Going freelance can be pretty scary—especially if you’ve never done it before, you’ve just moved abroad, and haven't even figured out your new country's recycling system yet.
Here's the highs and lows that I’ve experienced during my first few months freelancing as a writer and editor in Switzerland.
Sometimes our CVs aren’t as portable as we’d like. Viewed within a different cultural context, our qualifications may be interpreted less favourably than those of local candidates.
For example, the apprenticeship system in Switzerland allows people to train for relatively specific roles from a young age, resulting in applicants whose certificates match the job title almost word-for-word. Meanwhile, employers may not understand as easily what your skills and experience “prove” about your suitability for the role—even if it seems obvious to you.
Rather than floundering in a system which appears to be conspiring against you, turning freelance enables you to be proactive and create a job for yourself.
Expat life can be unbelievably lonely. In a field like mine, freelancing adds an additional layer of isolation in that much of what I do involves sitting at home in front of a computer. (I literally have to schedule in time to make sure I go outside every day.)
The key is to build a support network as quickly as you can. Take advantage of your newfound flexibility and try to weave social interactions throughout your day. Join a class, a club, and go to networking events—even if, like me, the idea of walking into a room full of strangers fills you with dread. Once you get to know people, they’re not strangers any more.
Though we may have appointments and deadlines to stick to, freelancers can generally structure their time as they see fit. Why not get all your work out of the way while it’s raining, and plan excursions for when the weather’s good?
Con: Lack of formal support.
If you’re lucky enough to land a job abroad, your employer may offer assistance with settling in, from administrative support to implementing a “buddy system.”
Freelancers are on their own and must get creative about finding help.
For “life admin” issues like visas, taxes, and transport, don’t be afraid to get in touch with the relevant organization and ask questions. Things which look complicated on paper can often be cleared up with a simple phone call.

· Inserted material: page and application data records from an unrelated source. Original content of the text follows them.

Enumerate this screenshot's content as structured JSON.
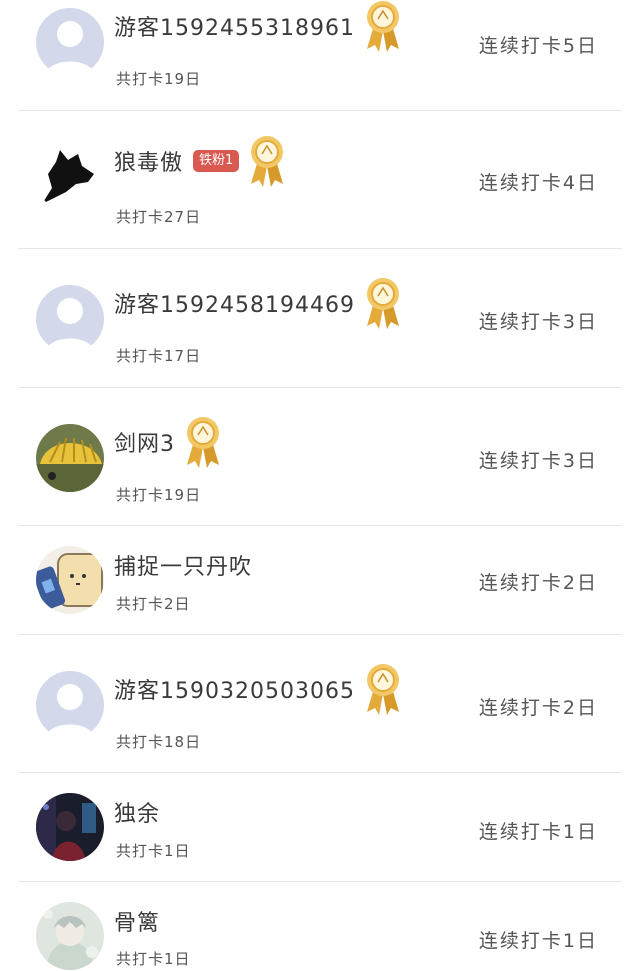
{
  "colors": {
    "divider": "#e6e6e6",
    "fan_badge_bg": "#d9584f",
    "medal_gold": "#e4ab3b",
    "default_avatar_bg": "#d3d9ea"
  },
  "entries": [
    {
      "name": "游客1592455318961",
      "total": "共打卡19日",
      "streak": "连续打卡5日",
      "avatar": "default-avatar",
      "badge": "",
      "medal": "medal-icon"
    },
    {
      "name": "狼毒傲",
      "total": "共打卡27日",
      "streak": "连续打卡4日",
      "avatar": "black-fox-avatar",
      "badge": "铁粉1",
      "medal": "medal-icon"
    },
    {
      "name": "游客1592458194469",
      "total": "共打卡17日",
      "streak": "连续打卡3日",
      "avatar": "default-avatar",
      "badge": "",
      "medal": "medal-icon"
    },
    {
      "name": "剑网3",
      "total": "共打卡19日",
      "streak": "连续打卡3日",
      "avatar": "shell-avatar",
      "badge": "",
      "medal": "medal-icon"
    },
    {
      "name": "捕捉一只丹吹",
      "total": "共打卡2日",
      "streak": "连续打卡2日",
      "avatar": "cartoon-avatar",
      "badge": "",
      "medal": ""
    },
    {
      "name": "游客1590320503065",
      "total": "共打卡18日",
      "streak": "连续打卡2日",
      "avatar": "default-avatar",
      "badge": "",
      "medal": "medal-icon"
    },
    {
      "name": "独余",
      "total": "共打卡1日",
      "streak": "连续打卡1日",
      "avatar": "dark-photo-avatar",
      "badge": "",
      "medal": ""
    },
    {
      "name": "骨篱",
      "total": "共打卡1日",
      "streak": "连续打卡1日",
      "avatar": "anime-avatar",
      "badge": "",
      "medal": ""
    }
  ]
}
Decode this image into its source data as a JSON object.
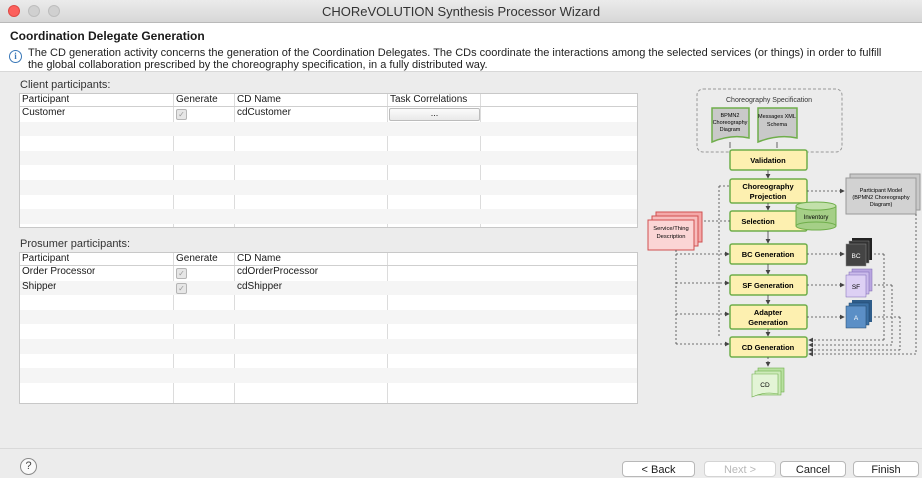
{
  "window": {
    "title": "CHOReVOLUTION Synthesis Processor Wizard"
  },
  "header": {
    "title": "Coordination Delegate Generation",
    "description": "The CD generation activity concerns the generation of the Coordination Delegates. The CDs coordinate the interactions among the selected services (or things) in order to fulfill the global collaboration prescribed by the choreography specification, in a fully distributed way."
  },
  "client": {
    "label": "Client participants:",
    "columns": [
      "Participant",
      "Generate",
      "CD Name",
      "Task Correlations"
    ],
    "rows": [
      {
        "participant": "Customer",
        "generate": true,
        "cd_name": "cdCustomer",
        "task_btn": "..."
      }
    ]
  },
  "prosumer": {
    "label": "Prosumer participants:",
    "columns": [
      "Participant",
      "Generate",
      "CD Name"
    ],
    "rows": [
      {
        "participant": "Order Processor",
        "generate": true,
        "cd_name": "cdOrderProcessor"
      },
      {
        "participant": "Shipper",
        "generate": true,
        "cd_name": "cdShipper"
      }
    ]
  },
  "diagram": {
    "spec_title": "Choreography Specification",
    "bpmn": [
      "BPMN2",
      "Choreography",
      "Diagram"
    ],
    "xml": [
      "Messages XML",
      "Schema"
    ],
    "validation": "Validation",
    "projection": [
      "Choreography",
      "Projection"
    ],
    "participant_model": [
      "Participant Model",
      "(BPMN2 Choreography",
      "Diagram)"
    ],
    "selection": "Selection",
    "inventory": "Inventory",
    "service_desc": [
      "Service/Thing",
      "Description"
    ],
    "bc_gen": "BC Generation",
    "bc": "BC",
    "sf_gen": "SF Generation",
    "sf": "SF",
    "adapter_gen": [
      "Adapter",
      "Generation"
    ],
    "a": "A",
    "cd_gen": "CD Generation",
    "cd": "CD"
  },
  "footer": {
    "help": "?",
    "back": "< Back",
    "next": "Next >",
    "cancel": "Cancel",
    "finish": "Finish"
  },
  "colors": {
    "process_fill": "#fdf0b0",
    "process_border": "#6fae4b",
    "close": "#fc605c"
  }
}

For work-related challenges, look out for workshops, courses, and—again—networking events, where you can either learn the necessary skills or meet people who already have.
Pro: A different perspective
Setting up a business allows you to experience your new country from a unique perspective. I’ve learned a lot about Swiss culture from networking with locals and other expats; practised my language skills in contexts I hadn’t anticipated; and learned important lessons about “how things work” here.
Con: Financial instability
Moving abroad is expensive. With fees, deposits, and insurance policies cropping up all over the place, your first few months overseas are not the best time to be running low on funds.
Growing a business takes time. Will you be able to support yourself if things don’t move as quickly as you’d like?
Ironically, becoming self-employed made me much more employable, as my resulting work permit allows me to work for organizations, too. I found a flexible, part-time job which I can carry out at home, letting me focus mainly on my business, safe in the knowledge that I can always pay my rent.
Importantly, check the small print of any insurance policies to find out how self-employment may affect your cover. In Switzerland, accident insurance is usually paid by your employer, while freelancers may have to foot the bill themselves. Speak with your insurer to see if you can protect yourself from any nasty surprises.
Con: Work-life balance
Oh, to have a work-life balance! Moving abroad brings with it the pressure to “get out there and explore”, and “live life to the full”. And yet it’s hard to shake the feeling that hours spent away from your laptop equals money lost.
Much as I try to keep evenings and weekends sacred, I can often be found checking my emails “one last time” before bed (and I suspect I’m not the only one).
This isn’t an exhaustive list, but it’s a start. I, for one, am pleased that I made the leap, and quite proud of how freelancing has helped me grow over the last few months. However, I do often find myself longing for a (larger) steady paycheque; colleagues to sidle up to in the kitchen; and an office I can physically leave at the end of the day.
It’s important to note that working for someone else doesn’t necessarily deny us all the perks listed above, nor can it solve every issue. It’s possible to feel lonely even when surrounded by people, or to find yourself sneaking into the office at weekends to “catch up.” Likewise, more and more workplaces seem to be exploring flexible hours and remote working opportunities, giving employees more freedom and control.
It’s up to us to examine our personal priorities and deal breakers to find the best fit.Add this article to your reading list